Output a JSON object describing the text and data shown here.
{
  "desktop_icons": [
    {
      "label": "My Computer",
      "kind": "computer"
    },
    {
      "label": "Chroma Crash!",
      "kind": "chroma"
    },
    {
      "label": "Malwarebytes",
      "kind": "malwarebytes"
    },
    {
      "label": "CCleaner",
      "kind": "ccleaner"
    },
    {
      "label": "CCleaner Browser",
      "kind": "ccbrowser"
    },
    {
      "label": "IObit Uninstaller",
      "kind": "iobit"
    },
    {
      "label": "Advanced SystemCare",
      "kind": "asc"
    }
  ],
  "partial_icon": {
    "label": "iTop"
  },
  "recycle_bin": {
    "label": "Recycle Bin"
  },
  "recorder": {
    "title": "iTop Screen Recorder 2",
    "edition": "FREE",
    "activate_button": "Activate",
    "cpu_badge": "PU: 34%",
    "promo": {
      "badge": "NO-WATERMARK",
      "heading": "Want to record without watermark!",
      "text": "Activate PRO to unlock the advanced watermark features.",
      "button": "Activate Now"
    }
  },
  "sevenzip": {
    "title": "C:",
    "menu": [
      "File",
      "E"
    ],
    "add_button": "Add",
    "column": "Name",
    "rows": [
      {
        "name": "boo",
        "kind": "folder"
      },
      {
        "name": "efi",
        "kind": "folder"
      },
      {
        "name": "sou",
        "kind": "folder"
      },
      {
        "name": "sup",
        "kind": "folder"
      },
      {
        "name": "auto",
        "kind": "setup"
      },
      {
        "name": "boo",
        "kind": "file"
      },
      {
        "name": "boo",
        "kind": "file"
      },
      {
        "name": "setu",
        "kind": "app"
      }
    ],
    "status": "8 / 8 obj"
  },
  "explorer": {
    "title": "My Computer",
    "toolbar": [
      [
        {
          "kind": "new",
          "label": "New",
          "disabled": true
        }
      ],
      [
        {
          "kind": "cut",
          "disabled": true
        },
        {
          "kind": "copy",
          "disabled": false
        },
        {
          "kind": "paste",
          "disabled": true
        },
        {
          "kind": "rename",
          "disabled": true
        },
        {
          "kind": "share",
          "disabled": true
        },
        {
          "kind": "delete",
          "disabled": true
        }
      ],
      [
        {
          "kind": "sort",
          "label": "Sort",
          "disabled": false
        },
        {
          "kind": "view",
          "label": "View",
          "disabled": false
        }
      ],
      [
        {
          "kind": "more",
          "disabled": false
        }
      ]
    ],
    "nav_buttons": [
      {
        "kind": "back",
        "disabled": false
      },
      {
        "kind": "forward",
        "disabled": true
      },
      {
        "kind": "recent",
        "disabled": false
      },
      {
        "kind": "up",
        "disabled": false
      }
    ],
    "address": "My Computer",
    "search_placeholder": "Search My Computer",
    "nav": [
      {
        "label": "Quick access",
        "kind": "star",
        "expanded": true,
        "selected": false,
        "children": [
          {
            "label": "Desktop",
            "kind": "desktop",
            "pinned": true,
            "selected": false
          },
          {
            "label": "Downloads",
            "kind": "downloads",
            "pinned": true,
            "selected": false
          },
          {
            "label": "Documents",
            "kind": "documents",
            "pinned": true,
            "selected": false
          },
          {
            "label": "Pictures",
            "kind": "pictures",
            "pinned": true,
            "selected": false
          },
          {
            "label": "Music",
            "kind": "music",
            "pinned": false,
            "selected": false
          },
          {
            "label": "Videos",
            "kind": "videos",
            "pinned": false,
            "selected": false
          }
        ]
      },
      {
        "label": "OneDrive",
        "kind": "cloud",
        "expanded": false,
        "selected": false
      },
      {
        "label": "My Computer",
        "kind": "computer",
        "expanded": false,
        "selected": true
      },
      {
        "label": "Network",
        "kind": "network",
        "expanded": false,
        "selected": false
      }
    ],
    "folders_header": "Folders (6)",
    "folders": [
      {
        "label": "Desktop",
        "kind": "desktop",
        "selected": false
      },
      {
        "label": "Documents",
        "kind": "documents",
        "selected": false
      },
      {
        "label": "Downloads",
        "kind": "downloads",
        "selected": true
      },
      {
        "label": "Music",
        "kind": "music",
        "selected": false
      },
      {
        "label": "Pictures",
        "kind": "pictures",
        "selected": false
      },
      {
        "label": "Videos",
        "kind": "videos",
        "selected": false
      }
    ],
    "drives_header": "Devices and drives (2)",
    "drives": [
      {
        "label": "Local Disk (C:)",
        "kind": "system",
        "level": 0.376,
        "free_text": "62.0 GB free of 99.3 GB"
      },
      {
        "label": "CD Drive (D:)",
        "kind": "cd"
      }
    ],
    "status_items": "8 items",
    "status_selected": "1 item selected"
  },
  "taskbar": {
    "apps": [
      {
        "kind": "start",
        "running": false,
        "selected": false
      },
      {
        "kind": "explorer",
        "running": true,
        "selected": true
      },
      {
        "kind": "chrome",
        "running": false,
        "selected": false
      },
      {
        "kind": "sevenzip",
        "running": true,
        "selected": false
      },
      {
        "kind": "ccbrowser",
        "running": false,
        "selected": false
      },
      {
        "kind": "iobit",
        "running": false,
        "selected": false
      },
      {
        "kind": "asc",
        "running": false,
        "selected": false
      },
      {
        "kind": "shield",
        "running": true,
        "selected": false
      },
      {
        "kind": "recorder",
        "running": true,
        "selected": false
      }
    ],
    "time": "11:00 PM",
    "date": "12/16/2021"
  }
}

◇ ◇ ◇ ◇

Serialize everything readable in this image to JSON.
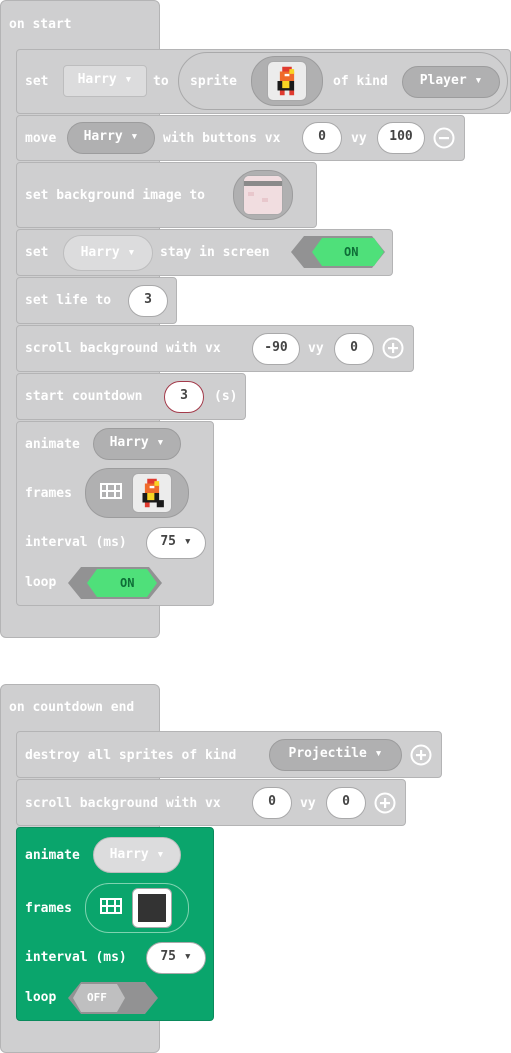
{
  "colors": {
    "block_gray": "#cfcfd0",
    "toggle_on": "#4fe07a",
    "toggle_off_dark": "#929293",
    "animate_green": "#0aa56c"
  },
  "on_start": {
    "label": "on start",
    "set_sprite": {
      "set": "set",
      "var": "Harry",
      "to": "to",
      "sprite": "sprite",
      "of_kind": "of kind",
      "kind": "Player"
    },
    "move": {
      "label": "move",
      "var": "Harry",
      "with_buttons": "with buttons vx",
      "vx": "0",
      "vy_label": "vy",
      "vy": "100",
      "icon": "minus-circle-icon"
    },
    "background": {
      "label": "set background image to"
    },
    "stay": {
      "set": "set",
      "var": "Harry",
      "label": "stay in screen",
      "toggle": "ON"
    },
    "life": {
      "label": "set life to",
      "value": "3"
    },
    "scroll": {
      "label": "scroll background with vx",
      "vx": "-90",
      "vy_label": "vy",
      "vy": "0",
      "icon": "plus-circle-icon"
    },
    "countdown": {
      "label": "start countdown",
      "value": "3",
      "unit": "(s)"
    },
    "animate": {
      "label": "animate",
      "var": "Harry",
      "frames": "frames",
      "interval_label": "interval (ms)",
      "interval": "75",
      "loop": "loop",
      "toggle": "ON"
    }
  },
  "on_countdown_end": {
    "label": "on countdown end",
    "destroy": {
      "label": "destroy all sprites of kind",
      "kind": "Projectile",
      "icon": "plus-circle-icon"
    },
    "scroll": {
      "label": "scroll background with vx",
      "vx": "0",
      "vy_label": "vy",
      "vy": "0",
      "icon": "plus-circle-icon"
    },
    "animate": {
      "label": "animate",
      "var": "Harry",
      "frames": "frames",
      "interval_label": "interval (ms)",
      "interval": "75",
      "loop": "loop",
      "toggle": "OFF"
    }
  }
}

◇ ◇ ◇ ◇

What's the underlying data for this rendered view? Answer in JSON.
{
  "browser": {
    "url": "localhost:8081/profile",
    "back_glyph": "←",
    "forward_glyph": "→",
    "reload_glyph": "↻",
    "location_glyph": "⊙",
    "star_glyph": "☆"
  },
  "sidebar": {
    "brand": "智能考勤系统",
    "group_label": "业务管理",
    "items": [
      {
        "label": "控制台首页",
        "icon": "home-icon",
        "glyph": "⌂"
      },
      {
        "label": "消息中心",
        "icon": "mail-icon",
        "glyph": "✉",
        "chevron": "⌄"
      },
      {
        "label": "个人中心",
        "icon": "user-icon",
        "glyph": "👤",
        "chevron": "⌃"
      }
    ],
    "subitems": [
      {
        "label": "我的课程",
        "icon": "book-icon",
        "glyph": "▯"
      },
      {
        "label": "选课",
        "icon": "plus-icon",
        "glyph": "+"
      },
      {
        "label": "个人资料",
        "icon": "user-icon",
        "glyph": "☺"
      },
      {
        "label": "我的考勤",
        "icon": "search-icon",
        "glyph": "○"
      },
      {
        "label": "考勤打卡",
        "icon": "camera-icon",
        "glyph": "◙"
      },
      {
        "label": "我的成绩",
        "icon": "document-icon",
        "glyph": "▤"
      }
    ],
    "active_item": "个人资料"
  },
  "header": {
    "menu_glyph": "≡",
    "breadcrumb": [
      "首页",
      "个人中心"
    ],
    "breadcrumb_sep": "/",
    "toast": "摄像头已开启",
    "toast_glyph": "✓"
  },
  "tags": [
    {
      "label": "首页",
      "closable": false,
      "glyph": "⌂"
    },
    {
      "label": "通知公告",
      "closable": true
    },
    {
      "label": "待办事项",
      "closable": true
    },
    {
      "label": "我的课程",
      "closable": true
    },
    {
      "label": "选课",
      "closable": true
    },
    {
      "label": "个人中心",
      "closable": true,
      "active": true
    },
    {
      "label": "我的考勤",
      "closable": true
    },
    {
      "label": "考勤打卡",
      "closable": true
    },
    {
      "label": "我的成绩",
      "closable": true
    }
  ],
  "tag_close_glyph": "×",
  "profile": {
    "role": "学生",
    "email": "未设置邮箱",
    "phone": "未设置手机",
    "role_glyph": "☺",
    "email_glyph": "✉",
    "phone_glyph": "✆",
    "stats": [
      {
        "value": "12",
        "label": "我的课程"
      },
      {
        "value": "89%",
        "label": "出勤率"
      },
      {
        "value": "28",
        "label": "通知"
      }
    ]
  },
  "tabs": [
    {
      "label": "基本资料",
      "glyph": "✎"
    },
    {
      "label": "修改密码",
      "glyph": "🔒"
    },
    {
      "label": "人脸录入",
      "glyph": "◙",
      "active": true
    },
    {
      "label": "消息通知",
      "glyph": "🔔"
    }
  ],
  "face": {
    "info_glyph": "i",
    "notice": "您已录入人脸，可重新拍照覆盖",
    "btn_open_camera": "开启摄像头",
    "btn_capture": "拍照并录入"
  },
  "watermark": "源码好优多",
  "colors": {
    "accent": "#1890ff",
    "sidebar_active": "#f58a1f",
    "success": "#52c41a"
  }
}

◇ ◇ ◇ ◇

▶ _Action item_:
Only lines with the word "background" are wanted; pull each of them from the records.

▶ _Solution for this problem_:
    "background": {
      "label": "set background image to"
      "label": "scroll background with vx",
      "label": "scroll background with vx",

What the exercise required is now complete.